Then there was the problem of where to write. He cleared the miscellany of the study into the spare bedroom, armfuls at a time. He rotated the trinkets on the sills and shelves, dusting beneath each in turn. Lint listed lazily in the daylight as the man vigorously vacuum-cleaned right into the corners, sweat shimmering on his red neck. He filled garbage bags until there was no more room in the can outside. He wiped down the old school desk and arranged a lamp, an ipad dock, a coaster with ‘COFFEE IS THE GASOLINE OF LIFE’ recessed across it.

Then the problem of what to write. He bought a moleskin notebook with the intention of writing down minutia and trivia. Observations. He picked one that slipped easily into his jacket pocket, for rapid retrieval. He considered buying a hip-flask for the other pocket; after all, the best writers were also irresponsible drinkers. Maybe he could develop a habit and fast-track himself to Hemmingway status?

Or perhaps he should be more mindful of his intake? Healthy body, healthy mind. He stocked his fridge with vegetables and bought flax and chia seed from a health food store. He made a couple of smoothies but struggled getting the ratios right. Instead, blended apple and kale congealed over a lake of coconut water. He grimaced as he drank, and spent the afternoon sucking kale flecks out of his gums.

His wife comes home at around 5pm and he is already preparing dinner. She asks how his day was and he replies ‘productive’. An hour later, with the plates soaking in the sink, they collapse onto the sofa and watch TV. The show ends, and the great Netflix algorithm recommends another, then another. He dozes to the gentle tones of Bob Ross. As 11pm approaches they proceed up to bed, single file, turning the study light off as they pass.

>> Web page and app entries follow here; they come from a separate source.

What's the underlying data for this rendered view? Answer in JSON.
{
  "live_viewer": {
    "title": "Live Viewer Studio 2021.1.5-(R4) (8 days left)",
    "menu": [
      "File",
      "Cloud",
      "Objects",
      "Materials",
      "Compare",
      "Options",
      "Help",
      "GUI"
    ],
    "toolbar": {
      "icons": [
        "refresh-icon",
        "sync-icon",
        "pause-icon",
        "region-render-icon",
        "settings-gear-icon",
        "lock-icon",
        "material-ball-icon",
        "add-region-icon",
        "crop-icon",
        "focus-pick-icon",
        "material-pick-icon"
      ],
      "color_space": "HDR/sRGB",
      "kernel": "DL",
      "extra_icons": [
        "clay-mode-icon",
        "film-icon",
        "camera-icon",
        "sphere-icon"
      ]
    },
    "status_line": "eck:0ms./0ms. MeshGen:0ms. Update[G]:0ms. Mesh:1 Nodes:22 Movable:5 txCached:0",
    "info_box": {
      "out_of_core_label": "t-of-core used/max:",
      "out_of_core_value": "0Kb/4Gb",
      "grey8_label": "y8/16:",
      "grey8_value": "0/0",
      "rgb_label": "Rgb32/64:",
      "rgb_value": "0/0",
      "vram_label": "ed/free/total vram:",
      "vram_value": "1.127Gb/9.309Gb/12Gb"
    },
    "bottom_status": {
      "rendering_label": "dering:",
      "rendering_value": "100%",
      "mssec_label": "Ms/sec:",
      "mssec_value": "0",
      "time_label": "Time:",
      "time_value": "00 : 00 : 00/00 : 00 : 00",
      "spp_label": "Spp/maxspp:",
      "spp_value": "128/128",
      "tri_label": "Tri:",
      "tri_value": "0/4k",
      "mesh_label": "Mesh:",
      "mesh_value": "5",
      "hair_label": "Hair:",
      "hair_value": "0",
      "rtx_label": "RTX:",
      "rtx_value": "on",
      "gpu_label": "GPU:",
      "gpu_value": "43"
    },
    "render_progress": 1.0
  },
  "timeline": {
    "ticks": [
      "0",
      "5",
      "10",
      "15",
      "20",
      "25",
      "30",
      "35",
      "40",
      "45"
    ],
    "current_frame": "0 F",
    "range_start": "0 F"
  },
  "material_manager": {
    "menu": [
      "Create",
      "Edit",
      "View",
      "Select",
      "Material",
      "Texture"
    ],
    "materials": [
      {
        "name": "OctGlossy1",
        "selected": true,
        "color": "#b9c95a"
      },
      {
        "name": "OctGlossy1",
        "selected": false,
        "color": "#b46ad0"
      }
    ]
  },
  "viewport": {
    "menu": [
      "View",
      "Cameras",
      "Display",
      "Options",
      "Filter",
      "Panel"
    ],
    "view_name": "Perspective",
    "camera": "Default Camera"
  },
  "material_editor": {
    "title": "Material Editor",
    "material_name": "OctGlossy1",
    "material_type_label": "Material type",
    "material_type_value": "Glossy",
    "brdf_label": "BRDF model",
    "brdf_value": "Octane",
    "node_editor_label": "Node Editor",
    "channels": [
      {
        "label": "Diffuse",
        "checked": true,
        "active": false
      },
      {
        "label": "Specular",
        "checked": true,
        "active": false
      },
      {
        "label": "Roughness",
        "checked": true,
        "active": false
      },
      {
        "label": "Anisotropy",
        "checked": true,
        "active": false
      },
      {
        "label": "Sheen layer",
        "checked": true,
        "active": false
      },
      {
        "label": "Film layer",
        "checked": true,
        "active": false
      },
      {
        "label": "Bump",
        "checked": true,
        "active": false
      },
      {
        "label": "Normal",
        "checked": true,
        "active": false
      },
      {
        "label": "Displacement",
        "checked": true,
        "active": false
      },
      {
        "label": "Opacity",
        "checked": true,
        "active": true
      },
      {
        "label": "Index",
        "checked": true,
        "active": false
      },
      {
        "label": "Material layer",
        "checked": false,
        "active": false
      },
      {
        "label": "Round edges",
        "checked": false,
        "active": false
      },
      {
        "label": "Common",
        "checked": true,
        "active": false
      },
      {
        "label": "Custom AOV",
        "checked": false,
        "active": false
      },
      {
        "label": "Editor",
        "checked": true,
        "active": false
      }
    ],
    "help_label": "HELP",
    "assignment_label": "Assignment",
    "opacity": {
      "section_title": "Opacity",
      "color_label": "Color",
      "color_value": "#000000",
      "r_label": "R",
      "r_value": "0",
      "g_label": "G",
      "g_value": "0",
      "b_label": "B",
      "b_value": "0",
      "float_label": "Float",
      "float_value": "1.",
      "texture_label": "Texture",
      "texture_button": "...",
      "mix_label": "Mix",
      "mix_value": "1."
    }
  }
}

As he slips into unconsciousness, the man thinks that maybe he would like to become a painter.